Sure, Illinois has a big high-tech sector situated around the University of Illinois Urbana-Champaign. That’s where the Mosaic browser, which first popularized the Internet, was created. It’s also where, in 2001, the Heuristically Programmed Algorithmic Computer 9000 was perfected. (“I’m sorry, Dave. I’m afraid I can’t do that.”)

Similar mini-Silicon Valleys have cropped up in every state: Austin, Tex.; Massachusetts’ Route 128; Ann Arbor, Mich.

But Silicon Valley can pull along the California economy and budget almost all by itself, at least during prosperous times, because it’s the Mt. Everest, the Big Enchilada, the Hercules of global high-tech areas. It’s what Detroit was for automobiles until the 1970s; and what Washington, D.C. is today for government. Even the Great Recession of 2008-10 hardly phased the silicon behemoths.

Which means even a brief downturn in Silicon Valley would turn California into Illinois.

Meanwhile, there are warning signs the state’s economy is starting to wheeze. The Chapman University Consumer Sentiment Survey for California rings a loud claxon: The index “decreased over 10 points from the first quarter revised reading of 109.5 to a reading of 98.7. An index level below 100 indicates a higher percentage of pessimistic consumers versus those who are optimistic.”

Consumer spending comprises about 70% of the economy, so the sharp decline could be warning of impending danger. Perhaps that danger will pass. It did for a decline that began two years ago. And we’re nowhere the Index of 57.6 of the second quarter of 2008, as the Great Recession was digging in.
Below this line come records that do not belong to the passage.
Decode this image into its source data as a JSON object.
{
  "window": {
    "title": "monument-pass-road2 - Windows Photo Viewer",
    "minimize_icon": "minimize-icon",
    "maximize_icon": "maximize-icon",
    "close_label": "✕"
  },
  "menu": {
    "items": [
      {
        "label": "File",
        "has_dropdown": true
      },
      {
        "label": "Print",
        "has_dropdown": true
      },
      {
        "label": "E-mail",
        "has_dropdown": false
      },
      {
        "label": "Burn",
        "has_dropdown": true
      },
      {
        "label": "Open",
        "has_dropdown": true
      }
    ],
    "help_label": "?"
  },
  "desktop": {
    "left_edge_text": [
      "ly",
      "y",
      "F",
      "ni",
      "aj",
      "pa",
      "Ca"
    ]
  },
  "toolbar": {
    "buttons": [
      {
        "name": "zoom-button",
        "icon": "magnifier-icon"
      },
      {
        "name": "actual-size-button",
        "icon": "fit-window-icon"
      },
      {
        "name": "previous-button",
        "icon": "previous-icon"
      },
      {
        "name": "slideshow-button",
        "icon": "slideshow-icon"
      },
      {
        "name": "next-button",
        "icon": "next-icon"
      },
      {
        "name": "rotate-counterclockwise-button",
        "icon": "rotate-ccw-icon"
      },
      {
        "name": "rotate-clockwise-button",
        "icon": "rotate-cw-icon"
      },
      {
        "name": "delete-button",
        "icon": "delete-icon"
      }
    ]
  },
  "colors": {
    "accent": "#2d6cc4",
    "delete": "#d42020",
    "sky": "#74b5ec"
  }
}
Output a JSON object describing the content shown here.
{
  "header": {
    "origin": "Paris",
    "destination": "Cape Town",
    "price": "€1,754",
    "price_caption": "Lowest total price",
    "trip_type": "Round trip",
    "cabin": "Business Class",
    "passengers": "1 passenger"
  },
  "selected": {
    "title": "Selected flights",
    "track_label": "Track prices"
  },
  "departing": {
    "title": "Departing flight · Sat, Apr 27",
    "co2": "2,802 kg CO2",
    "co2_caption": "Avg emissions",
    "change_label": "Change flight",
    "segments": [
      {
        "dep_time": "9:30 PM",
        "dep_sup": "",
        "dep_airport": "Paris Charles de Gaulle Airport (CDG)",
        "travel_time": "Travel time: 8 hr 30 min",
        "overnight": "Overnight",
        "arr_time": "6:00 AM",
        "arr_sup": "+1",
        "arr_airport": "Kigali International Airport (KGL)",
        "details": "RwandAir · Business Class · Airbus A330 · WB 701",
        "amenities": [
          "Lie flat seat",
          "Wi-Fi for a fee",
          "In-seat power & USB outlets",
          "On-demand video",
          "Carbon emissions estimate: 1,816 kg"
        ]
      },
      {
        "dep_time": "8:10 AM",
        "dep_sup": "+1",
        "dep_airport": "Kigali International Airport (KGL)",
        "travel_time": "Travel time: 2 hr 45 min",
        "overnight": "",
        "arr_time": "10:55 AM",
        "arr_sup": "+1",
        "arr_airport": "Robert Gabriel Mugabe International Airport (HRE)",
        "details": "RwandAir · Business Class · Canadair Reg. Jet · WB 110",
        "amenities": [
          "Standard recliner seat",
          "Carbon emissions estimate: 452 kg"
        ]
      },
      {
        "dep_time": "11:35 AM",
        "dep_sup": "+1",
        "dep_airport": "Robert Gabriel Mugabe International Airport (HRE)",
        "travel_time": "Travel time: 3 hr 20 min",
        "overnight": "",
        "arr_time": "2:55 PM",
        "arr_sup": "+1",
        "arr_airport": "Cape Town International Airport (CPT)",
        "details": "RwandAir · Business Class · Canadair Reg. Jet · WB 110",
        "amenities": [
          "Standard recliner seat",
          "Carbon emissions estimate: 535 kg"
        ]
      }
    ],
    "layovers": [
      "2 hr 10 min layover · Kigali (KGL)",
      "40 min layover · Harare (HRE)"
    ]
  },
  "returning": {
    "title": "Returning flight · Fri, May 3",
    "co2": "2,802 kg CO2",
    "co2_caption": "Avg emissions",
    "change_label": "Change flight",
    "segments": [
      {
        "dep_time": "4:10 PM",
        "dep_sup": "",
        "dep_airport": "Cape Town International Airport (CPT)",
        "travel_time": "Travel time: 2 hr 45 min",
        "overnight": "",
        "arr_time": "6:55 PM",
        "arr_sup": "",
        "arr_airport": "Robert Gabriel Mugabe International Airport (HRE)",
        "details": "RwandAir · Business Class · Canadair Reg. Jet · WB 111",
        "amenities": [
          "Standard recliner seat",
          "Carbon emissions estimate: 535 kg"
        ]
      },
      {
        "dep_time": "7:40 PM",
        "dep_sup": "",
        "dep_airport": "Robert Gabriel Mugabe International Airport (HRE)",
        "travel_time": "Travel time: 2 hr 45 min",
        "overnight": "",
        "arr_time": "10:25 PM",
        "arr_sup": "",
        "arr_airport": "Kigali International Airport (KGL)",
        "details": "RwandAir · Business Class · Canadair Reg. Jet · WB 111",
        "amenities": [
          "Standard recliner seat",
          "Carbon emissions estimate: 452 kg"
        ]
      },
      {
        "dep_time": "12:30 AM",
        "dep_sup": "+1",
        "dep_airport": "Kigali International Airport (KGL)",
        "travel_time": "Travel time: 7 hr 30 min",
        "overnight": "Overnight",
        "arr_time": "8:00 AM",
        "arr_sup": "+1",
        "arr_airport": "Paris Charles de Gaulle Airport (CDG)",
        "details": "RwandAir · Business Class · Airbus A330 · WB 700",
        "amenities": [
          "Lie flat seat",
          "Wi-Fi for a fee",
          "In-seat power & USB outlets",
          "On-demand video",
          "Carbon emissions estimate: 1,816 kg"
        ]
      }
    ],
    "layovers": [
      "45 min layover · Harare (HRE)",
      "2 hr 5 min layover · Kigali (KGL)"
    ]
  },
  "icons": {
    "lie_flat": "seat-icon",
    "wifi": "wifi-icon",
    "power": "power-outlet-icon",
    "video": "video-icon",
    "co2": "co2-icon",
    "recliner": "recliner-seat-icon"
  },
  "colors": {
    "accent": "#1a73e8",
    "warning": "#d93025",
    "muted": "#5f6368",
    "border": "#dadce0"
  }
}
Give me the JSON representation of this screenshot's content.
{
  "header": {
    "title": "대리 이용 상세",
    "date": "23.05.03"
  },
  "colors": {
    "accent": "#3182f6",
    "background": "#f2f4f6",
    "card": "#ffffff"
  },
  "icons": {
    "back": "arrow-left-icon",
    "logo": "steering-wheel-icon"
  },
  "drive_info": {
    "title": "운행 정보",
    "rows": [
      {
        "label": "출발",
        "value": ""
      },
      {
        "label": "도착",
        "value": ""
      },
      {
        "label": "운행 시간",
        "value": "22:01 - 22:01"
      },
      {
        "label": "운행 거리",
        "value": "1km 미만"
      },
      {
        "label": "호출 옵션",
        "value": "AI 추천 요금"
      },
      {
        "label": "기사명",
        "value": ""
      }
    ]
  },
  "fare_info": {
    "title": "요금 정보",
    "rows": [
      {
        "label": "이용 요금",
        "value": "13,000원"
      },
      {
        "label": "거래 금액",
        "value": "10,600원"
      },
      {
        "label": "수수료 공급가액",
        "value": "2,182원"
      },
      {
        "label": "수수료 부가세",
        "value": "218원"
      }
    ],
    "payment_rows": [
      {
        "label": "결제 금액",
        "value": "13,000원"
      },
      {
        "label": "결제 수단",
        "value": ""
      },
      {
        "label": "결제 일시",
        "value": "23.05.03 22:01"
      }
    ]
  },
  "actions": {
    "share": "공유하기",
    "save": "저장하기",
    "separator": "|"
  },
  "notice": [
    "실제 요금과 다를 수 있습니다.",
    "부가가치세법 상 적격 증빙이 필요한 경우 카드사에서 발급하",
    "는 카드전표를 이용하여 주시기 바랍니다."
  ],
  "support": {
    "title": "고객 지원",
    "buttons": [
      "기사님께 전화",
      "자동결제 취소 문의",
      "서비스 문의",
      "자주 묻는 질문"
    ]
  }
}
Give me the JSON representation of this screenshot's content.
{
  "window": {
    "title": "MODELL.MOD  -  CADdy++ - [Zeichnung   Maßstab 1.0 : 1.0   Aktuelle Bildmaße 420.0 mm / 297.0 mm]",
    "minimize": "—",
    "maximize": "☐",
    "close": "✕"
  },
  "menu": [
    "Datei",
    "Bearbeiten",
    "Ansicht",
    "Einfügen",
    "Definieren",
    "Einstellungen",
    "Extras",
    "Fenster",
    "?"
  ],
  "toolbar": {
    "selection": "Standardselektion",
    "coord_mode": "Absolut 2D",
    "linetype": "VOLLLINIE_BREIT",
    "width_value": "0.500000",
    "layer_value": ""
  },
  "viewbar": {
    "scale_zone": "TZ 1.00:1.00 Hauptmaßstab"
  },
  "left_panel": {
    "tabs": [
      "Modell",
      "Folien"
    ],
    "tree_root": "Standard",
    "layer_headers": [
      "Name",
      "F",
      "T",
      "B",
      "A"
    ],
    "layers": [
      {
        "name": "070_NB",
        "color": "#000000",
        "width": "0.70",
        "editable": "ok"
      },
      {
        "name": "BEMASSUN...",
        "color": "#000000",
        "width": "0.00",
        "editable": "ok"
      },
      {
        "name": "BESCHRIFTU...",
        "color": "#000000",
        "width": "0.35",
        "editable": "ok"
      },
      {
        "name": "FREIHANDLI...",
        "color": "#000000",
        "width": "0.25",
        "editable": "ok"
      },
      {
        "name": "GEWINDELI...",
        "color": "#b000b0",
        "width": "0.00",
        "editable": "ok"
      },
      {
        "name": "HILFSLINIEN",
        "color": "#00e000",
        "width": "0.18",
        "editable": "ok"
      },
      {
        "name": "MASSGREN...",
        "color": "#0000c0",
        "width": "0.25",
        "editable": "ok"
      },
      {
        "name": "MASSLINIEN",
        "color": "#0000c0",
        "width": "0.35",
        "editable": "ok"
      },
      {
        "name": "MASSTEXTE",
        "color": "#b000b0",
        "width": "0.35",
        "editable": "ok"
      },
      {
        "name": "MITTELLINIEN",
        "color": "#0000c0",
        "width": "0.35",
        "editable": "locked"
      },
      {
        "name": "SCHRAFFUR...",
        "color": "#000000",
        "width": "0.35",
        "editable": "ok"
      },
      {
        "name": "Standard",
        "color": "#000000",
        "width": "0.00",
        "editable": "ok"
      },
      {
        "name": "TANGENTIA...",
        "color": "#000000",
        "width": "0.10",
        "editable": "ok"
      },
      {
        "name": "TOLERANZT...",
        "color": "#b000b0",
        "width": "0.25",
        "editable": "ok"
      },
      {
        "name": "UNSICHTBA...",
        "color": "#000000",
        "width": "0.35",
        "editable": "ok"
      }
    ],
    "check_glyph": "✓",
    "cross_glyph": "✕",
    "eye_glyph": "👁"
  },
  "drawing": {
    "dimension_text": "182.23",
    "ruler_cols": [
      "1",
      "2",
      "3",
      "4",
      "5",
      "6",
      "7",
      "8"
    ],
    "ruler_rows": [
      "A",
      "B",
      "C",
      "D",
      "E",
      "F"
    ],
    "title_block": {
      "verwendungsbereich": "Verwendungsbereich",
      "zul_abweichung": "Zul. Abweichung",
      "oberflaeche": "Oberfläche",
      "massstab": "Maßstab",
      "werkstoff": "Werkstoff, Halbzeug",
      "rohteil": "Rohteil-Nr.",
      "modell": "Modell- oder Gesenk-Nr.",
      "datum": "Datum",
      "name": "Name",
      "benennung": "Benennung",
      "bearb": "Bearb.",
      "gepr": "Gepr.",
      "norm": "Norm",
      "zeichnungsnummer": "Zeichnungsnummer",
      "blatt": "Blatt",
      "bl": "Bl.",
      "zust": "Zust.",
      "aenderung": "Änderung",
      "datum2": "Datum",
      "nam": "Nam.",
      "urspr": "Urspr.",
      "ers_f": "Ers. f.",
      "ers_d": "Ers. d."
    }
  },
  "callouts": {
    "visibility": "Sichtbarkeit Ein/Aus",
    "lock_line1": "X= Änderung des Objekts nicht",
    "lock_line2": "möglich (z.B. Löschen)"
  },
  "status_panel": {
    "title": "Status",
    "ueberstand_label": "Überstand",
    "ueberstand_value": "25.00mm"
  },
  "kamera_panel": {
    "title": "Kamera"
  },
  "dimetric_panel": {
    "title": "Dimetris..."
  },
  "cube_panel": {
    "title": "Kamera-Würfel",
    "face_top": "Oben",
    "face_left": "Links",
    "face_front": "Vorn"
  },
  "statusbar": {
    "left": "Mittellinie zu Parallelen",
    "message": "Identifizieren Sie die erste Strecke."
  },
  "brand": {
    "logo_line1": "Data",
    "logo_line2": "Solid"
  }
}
And you can’t blame President Trump, because the national economy is booming. I’m looking for more details on the national and state economies at Chapman’s next Economic Forecast Conference on June 21.

The problems for the Golden State are the ones I’ve highlighted in my articles here on Fox and Hounds: high taxes, the high cost of living from stiff restrictions on housing construction and the minimum wage increasing to a jobs-asphyxiating $15 an hour. Joel Fox just detailed the interminable new business regulations. And Gov. Jerry Brown, in response to President Trump withdrawing from the Luddite Paris Agreement, is pushing the state’s own anti-industry schemes with other cities, states and countries.

How all these attacks on businesses are supposed to create jobs, reduce the state’s record poverty level and end skyrocketing homelessness remains less a question for economists than the famed psychoanalyst Dr. Leo Marvin.

The next recession well could turn California into Illinois. Anyway, no matter what happens with the economy, when the Windy City blows frigid and the top sport is ice fishing, we Californians still will be able to shout: Surf’s Up!

Longtime Orange County Register editorial writer John Seiler now writes freelance: